[Start of section]
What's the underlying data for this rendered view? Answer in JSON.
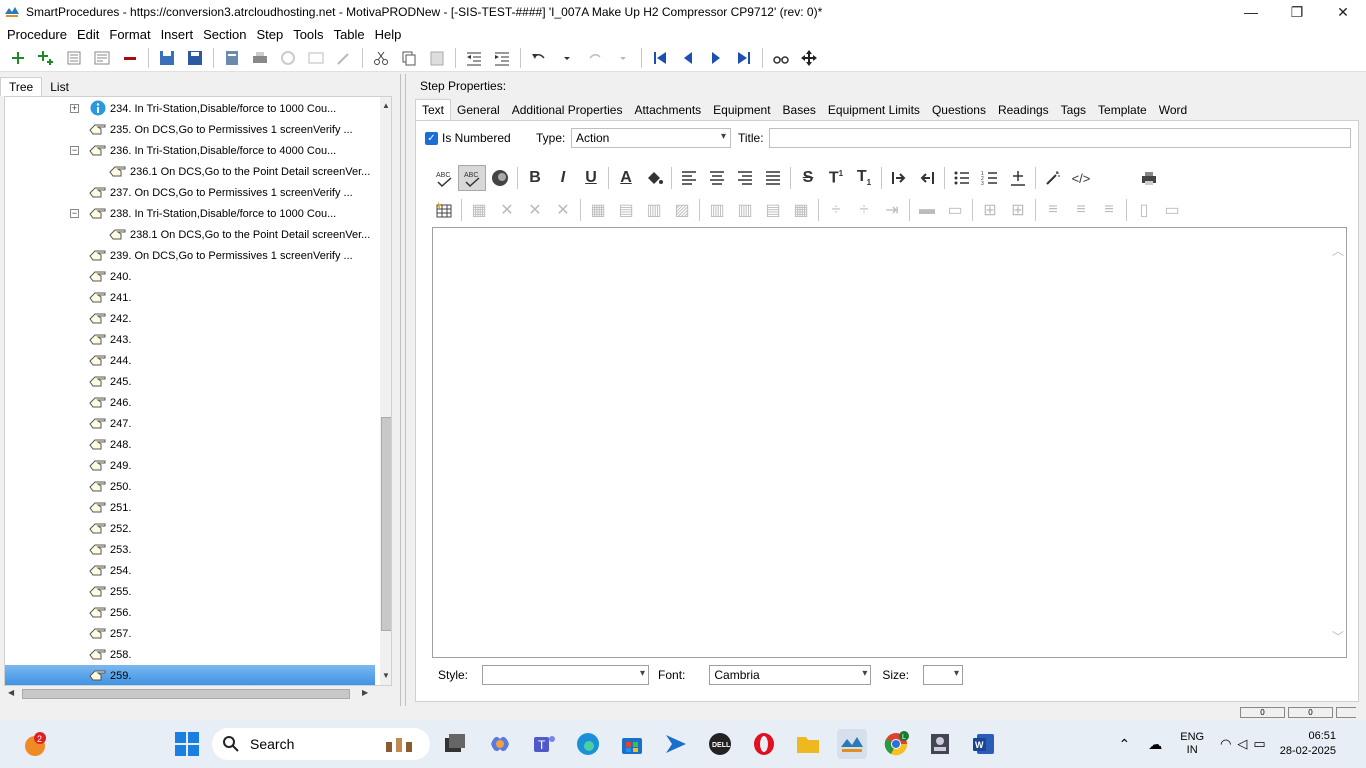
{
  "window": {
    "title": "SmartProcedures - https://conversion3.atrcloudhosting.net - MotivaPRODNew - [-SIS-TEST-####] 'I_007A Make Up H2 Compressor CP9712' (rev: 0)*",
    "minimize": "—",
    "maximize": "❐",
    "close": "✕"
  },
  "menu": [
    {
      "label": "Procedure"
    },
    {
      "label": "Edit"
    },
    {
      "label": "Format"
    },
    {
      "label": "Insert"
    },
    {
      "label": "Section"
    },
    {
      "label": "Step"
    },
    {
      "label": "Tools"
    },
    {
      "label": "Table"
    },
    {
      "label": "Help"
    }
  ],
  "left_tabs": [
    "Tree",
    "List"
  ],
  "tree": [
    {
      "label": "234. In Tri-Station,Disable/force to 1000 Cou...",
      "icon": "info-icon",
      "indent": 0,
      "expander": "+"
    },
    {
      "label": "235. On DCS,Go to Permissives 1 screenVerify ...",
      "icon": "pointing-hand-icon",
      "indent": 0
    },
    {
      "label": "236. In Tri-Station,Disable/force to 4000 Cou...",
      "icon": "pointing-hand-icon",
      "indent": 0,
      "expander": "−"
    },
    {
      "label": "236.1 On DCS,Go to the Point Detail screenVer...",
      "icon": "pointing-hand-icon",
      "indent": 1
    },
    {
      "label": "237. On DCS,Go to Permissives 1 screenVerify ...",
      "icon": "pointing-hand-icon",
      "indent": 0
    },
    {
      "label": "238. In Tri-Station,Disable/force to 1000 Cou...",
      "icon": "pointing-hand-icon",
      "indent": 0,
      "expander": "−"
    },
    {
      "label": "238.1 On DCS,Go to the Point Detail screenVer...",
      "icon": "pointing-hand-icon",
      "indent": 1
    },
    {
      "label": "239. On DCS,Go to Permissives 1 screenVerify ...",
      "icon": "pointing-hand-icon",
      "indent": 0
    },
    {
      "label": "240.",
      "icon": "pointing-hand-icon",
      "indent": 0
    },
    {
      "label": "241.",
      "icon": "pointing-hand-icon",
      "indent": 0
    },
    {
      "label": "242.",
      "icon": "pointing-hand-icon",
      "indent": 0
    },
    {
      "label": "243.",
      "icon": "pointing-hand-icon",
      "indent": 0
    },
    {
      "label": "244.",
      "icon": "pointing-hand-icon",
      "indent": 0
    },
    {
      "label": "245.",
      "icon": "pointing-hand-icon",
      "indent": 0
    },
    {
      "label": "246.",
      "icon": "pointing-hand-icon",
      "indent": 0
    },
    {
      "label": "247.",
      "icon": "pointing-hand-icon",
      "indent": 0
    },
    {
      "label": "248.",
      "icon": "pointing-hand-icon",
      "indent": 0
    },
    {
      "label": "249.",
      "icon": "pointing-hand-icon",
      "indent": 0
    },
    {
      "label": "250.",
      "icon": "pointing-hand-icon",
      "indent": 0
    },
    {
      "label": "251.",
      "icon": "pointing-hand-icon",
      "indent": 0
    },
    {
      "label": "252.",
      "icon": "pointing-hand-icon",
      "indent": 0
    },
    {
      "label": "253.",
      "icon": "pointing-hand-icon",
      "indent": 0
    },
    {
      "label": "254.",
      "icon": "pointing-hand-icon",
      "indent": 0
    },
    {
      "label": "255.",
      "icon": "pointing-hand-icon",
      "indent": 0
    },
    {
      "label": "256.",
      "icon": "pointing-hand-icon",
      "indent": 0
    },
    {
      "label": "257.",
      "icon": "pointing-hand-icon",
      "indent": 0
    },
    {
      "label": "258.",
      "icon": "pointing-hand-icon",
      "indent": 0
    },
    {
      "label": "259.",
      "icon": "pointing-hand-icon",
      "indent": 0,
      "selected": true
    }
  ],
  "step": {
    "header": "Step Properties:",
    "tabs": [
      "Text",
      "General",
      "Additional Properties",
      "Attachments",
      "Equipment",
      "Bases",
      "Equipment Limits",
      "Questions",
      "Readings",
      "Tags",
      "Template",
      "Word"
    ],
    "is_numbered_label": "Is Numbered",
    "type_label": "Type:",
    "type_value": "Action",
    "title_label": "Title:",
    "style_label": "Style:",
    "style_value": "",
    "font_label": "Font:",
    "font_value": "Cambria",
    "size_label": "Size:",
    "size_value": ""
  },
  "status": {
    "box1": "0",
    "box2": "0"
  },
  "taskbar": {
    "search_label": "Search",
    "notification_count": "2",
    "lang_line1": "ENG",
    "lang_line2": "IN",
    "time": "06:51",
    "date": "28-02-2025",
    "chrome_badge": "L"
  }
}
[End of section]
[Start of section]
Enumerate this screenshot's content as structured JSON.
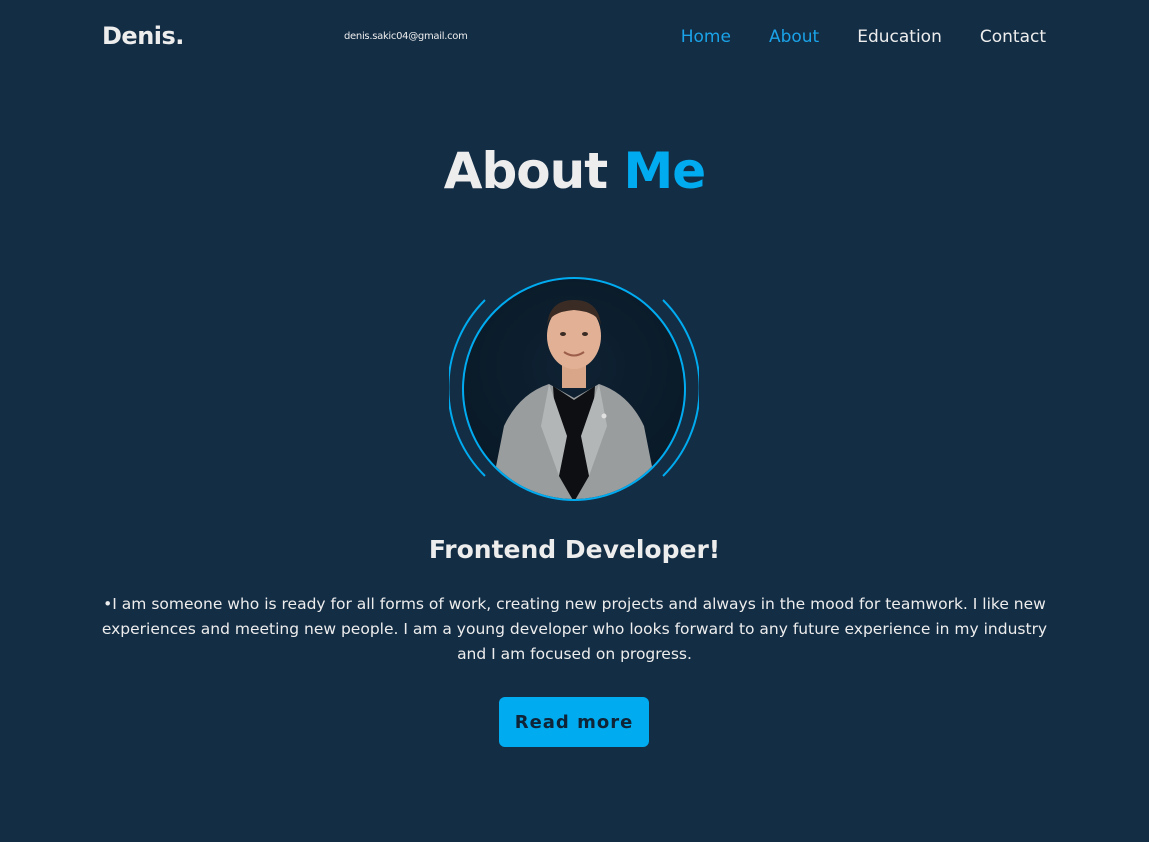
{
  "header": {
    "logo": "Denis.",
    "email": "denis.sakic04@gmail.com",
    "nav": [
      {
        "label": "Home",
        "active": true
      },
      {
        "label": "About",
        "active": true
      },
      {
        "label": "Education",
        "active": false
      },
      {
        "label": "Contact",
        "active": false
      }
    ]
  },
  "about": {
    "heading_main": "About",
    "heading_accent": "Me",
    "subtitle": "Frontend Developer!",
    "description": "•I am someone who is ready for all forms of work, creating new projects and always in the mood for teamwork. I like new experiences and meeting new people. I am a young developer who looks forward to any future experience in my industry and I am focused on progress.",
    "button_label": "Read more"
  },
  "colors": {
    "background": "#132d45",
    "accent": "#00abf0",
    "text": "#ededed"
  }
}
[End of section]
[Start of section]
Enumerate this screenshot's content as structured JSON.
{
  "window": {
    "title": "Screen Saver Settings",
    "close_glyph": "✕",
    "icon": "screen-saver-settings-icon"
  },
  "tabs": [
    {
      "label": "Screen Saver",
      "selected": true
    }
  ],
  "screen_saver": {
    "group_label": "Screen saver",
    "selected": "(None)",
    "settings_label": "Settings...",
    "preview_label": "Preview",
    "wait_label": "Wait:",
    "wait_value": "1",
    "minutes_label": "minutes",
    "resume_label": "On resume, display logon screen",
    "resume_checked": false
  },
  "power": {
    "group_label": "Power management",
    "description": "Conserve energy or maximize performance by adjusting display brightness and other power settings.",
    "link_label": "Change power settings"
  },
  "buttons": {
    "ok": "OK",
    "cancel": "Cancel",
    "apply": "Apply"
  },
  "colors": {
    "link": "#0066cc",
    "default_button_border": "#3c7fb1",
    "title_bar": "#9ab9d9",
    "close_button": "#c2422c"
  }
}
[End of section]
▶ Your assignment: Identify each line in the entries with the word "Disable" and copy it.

▶ Exercise answer:
      "label": "234. In Tri-Station,Disable/force to 1000 Cou...",
      "label": "236. In Tri-Station,Disable/force to 4000 Cou...",
      "label": "238. In Tri-Station,Disable/force to 1000 Cou...",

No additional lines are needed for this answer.